-- Opening Marker --

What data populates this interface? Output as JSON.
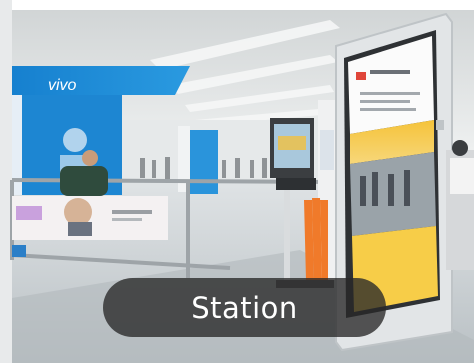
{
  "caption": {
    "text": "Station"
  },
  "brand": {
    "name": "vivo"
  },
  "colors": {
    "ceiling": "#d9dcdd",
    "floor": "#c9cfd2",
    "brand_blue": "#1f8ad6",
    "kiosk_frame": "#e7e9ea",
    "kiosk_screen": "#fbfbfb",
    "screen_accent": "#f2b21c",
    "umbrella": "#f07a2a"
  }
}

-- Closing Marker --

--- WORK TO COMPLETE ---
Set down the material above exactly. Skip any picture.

--- RESULT BELOW ---
What data populates this interface? Output as JSON.
{
  "caption": {
    "text": "Station"
  },
  "brand": {
    "name": "vivo"
  },
  "colors": {
    "ceiling": "#d9dcdd",
    "floor": "#c9cfd2",
    "brand_blue": "#1f8ad6",
    "kiosk_frame": "#e7e9ea",
    "kiosk_screen": "#fbfbfb",
    "screen_accent": "#f2b21c",
    "umbrella": "#f07a2a"
  }
}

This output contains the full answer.